Pak govt divided on lifting onion export ban to India

Pak govt divided on lifting onion export ban to India

A meeting was held in the Commerce Ministry on the issue and there was no no decision.
Official sources said Commerce Minister Maqdoom Amin Fahim was out of the country and was expected back tomorrow after which there could be a meeting to review the issue.
Earlier the Ministry of Food and Agriculture had agreed to the move to continue onion exports to India because there was adequate production of onion in the country despite the floods that devastated agricultural lands across Pakistan last year, an official  said.
Sources in the Indian High Commission confirmed that there has been no movement of onion consignment since the ban was imposed by Pakistani authorities last week. PTI
no truck carrying onions from Pakistan crossed over to Amritsar today, Customs Department (Amritsar) Deputy Commissioner RK Duggal told PTI.

However, 146 trucks carrying vegetables and soyabean were sent to Pakistan today by Indian traders and nine trucks containing dry fruits from Pakistan entered Indian territory through Attari-Wagah land route.

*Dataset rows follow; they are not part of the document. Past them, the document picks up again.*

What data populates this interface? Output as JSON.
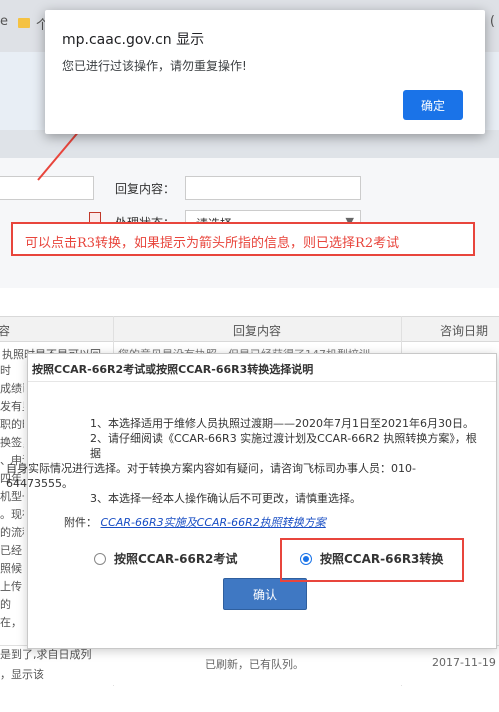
{
  "browser": {
    "tab_fragment": "e",
    "tab_fragment2": "个",
    "tab_close_fragment": "("
  },
  "form": {
    "reply_label": "回复内容：",
    "status_label": "处理状态：",
    "status_value": "请选择"
  },
  "table": {
    "col_content": "容",
    "col_reply": "回复内容",
    "col_date": "咨询日期",
    "row1_reply": "您的意见是没有执照，但是已经获得了147机型培训",
    "row1_left": "执照时是不是可以回",
    "bottom_reply": "已刷新，已有队列。",
    "bottom_date": "2017-11-19",
    "bottom_left1": "是到了,求自日成列",
    "bottom_left2": "，显示该",
    "left_fragments": [
      "时",
      "成绩已",
      "发有显",
      "职的时",
      "换签，",
      "、申请",
      "四年",
      "机型一",
      "。现在",
      "的流程",
      "已经",
      "照候",
      "上传",
      "的",
      "在，"
    ]
  },
  "alert": {
    "title": "mp.caac.gov.cn 显示",
    "message": "您已进行过该操作，请勿重复操作!",
    "ok_label": "确定"
  },
  "annotation": {
    "text": "可以点击R3转换，如果提示为箭头所指的信息，则已选择R2考试"
  },
  "modal": {
    "title": "按照CCAR-66R2考试或按照CCAR-66R3转换选择说明",
    "item1": "1、本选择适用于维修人员执照过渡期——2020年7月1日至2021年6月30日。",
    "item2a": "2、请仔细阅读《CCAR-66R3 实施过渡计划及CCAR-66R2 执照转换方案》，根据",
    "item2b": "自身实际情况进行选择。对于转换方案内容如有疑问，请咨询飞标司办事人员：010-64473555。",
    "item3": "3、本选择一经本人操作确认后不可更改，请慎重选择。",
    "attachment_label": "附件：",
    "attachment_link": "CCAR-66R3实施及CCAR-66R2执照转换方案",
    "option_r2": "按照CCAR-66R2考试",
    "option_r3": "按照CCAR-66R3转换",
    "selected": "option_r3",
    "confirm_label": "确认"
  },
  "colors": {
    "annotation": "#e8453c",
    "alert_button": "#1a73e8",
    "confirm_button": "#3f78c3",
    "link": "#1a4fc4"
  }
}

According to customs officials, the Pakistan government has not taken any decision on the request made by Pakistani vegetable traders to lift ban on onion export.

"We have been told by officials of customs department of Pakistan today that the talks (relating to lifting of ban) between (Pakistan) government and vegetable traders were still going on but no decision has still been taken by the Pakistan government," he said.
Pakistan had imposed complete ban on onion export to India via land route on January 6 to prevent any spiralling hike in bulb prices in its country.

Vegetable traders of India and Pakistan protested against the ban and shut down their trade on January 7. Amritsar-based traders refused to export vegetables, including tomato, to Pakistan via Attari-Wagah land route, though they commenced sending vegetables on January 8.

Indian traders have been demanding that the Pakistan government should allow the supply of contracted orders of onion which they made before the announcement of ban.
"Close to 300 trucks laden with onion, which were contracted before the ban was imposed, were not allowed to be sent by Pakistan," Amritsar-based vegetable trader Anil Mehra said while adding that it was a huge loss to traders here and in Pakistan.
Traders pointed out vegetable exporters in Pakistan may dispose of 300 trucks of onion (3000 metric tonne) today or tomorrow because of continuation of ban. "They (Pakistan vegetable traders) will sell 300 trucks of onion, which was to be supplied to us, today or tomorrow in their local market to prevent themselves from further loses with ban (onion export) still in place," Mehra said.

India is a major exporter of vegetables to Pakistan as out of total export via land route, 30-32 per cent account for tomato alone. Besides, soybean has a share of 55 per cent soybean and remaining with chilly, ginger, potato, capsicum, biscuits, raw cotton etc.
India started importing onion in the month of December last year for the first time from Pakistan after facing soaring prices of bulb. About 7,000 MT of onion had arrived since the commencement of onion export to India from Pakistan via land route.